There are certainly issues that need to be addressed. One of the main problems, today, is the huge number of inmates who are not convicted at all; but awaiting trial under arrest. At present, there are more people held in custody under arrest at Corradino, than actually serving a sentence. A considerable number of those, in turn, are foreigners from non-EU countries: with which we have no extradition treaties.

As a result, a prison which has a maximum capacity of around 700, is currently holding more than 900 people. Around 500 of those are awaiting trial: which is quite shocking, in and of itself.

And prison is the only institution that cannot actually refuse people: they can’t say, ‘Sorry, we’re full up… find another place’.

So yes, it’s a massive problem. And I think we have to address it by revising our penal policy. Prison should, ideally, be a necessary last resort: reserved only for sentences of a certain duration.

The way I see it: if someone is sentenced to anything up to two years - with certain exceptions, naturally - that person doesn’t really need to enter a prison setting at all. And any sentence of less than six months is particularly unnecessary: I can’t even imagine what use there is in sending them to prison in the first place.  There just isn’t enough time to work with them.

And yet, a recent Parliamentary Question revealed that around half Corradino’s current population – of the ones actually convicted; in other words, not counting the 500 who are awaiting trial - are serving sentences of two years, or less.

So my theory is that these people don’t actually need to even be there…

This raises the question of what to do with them, though. I imagine you’re not advocating a blanket amnesty for anyone who commits a minor offence…

No, but I do question whether prison is the right solution.  I, for one, would put them to work, through a community service programme. That way, at least, they would not be a burden on the taxpayer.

Because as I said before: prison costs money. It costs around E80 a day, per prisoner. And in many cases, it doesn’t make sense at all.  For example: there are quite a few people, today, who are in prison because they did not pay a fine. And in those cases: not only did the State lose money, as a result of the fine not being paid… but it ended up paying for their upkeep to the bargain. Where’s the sense in that?
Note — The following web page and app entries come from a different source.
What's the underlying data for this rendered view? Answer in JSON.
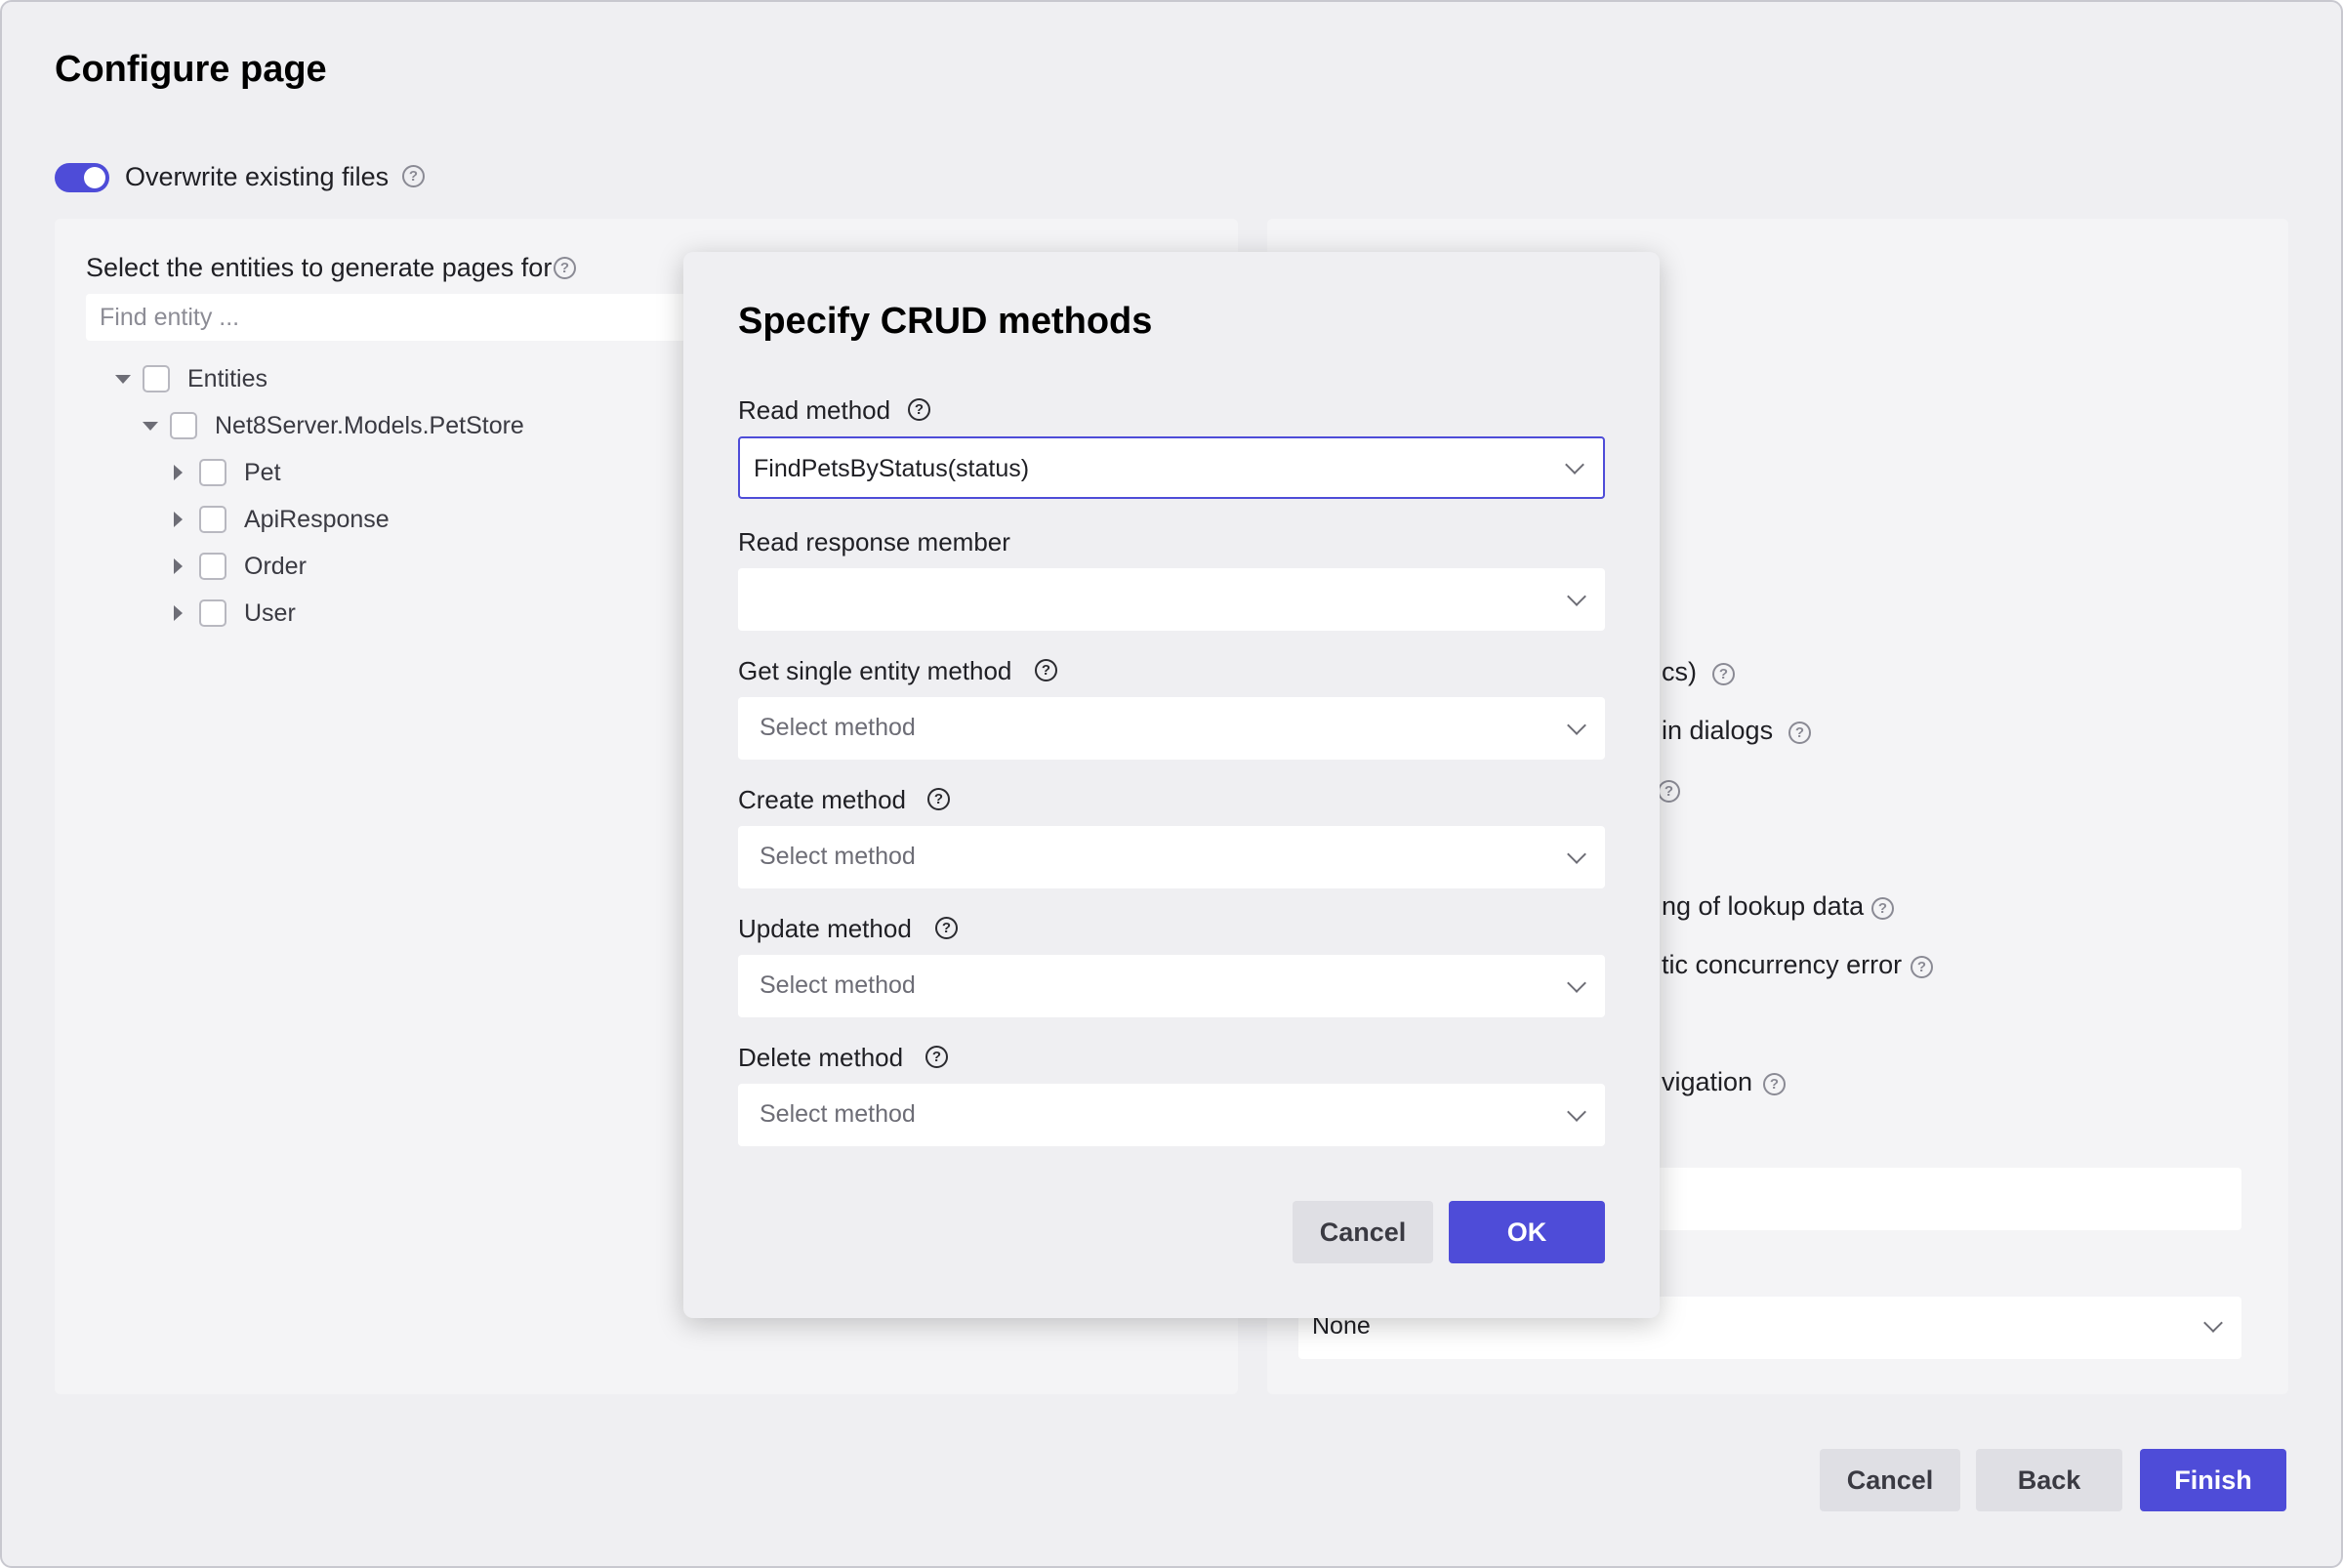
{
  "page": {
    "title": "Configure page"
  },
  "overwrite": {
    "label": "Overwrite existing files",
    "enabled": true,
    "help": "?"
  },
  "entities": {
    "label": "Select the entities to generate pages for",
    "help": "?",
    "search_placeholder": "Find entity ...",
    "tree": {
      "root": "Entities",
      "namespace": "Net8Server.Models.PetStore",
      "items": [
        "Pet",
        "ApiResponse",
        "Order",
        "User"
      ]
    }
  },
  "right_panel": {
    "fragments": [
      "cs)",
      "in dialogs",
      "ng of lookup data",
      "tic concurrency error",
      "vigation"
    ],
    "select_value": "None"
  },
  "footer": {
    "cancel": "Cancel",
    "back": "Back",
    "finish": "Finish"
  },
  "dialog": {
    "title": "Specify CRUD methods",
    "read_method": {
      "label": "Read method",
      "value": "FindPetsByStatus(status)"
    },
    "read_response_member": {
      "label": "Read response member",
      "value": ""
    },
    "get_single": {
      "label": "Get single entity method",
      "placeholder": "Select method"
    },
    "create": {
      "label": "Create method",
      "placeholder": "Select method"
    },
    "update": {
      "label": "Update method",
      "placeholder": "Select method"
    },
    "delete": {
      "label": "Delete method",
      "placeholder": "Select method"
    },
    "cancel": "Cancel",
    "ok": "OK"
  },
  "colors": {
    "accent": "#4e4cd8",
    "background": "#efeff2",
    "panel": "#f4f4f6"
  }
}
I’m not an economist – far from it - but I do think it’s clear, even from an economic point of view, that the current system is not working.  And this can only be addressed through a legislative change.